- WORK TASK -
Repeat the entries word for word. Leave nothing out.

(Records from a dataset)
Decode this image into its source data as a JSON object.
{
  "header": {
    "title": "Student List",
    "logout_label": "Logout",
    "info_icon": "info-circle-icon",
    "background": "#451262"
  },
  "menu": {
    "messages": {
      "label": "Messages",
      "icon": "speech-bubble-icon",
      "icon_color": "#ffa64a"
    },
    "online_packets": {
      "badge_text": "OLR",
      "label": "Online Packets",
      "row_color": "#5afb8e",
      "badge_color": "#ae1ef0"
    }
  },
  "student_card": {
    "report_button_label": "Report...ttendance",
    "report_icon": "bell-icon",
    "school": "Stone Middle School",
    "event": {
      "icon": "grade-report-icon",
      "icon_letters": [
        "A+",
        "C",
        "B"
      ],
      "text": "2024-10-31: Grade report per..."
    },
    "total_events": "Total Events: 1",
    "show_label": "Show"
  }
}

- RESULT OF THIS EXERCISE -
Decode this image into its source data as a JSON object.
{
  "header": {
    "title": "Student List",
    "logout_label": "Logout",
    "info_icon": "info-circle-icon",
    "background": "#451262"
  },
  "menu": {
    "messages": {
      "label": "Messages",
      "icon": "speech-bubble-icon",
      "icon_color": "#ffa64a"
    },
    "online_packets": {
      "badge_text": "OLR",
      "label": "Online Packets",
      "row_color": "#5afb8e",
      "badge_color": "#ae1ef0"
    }
  },
  "student_card": {
    "report_button_label": "Report...ttendance",
    "report_icon": "bell-icon",
    "school": "Stone Middle School",
    "event": {
      "icon": "grade-report-icon",
      "icon_letters": [
        "A+",
        "C",
        "B"
      ],
      "text": "2024-10-31: Grade report per..."
    },
    "total_events": "Total Events: 1",
    "show_label": "Show"
  }
}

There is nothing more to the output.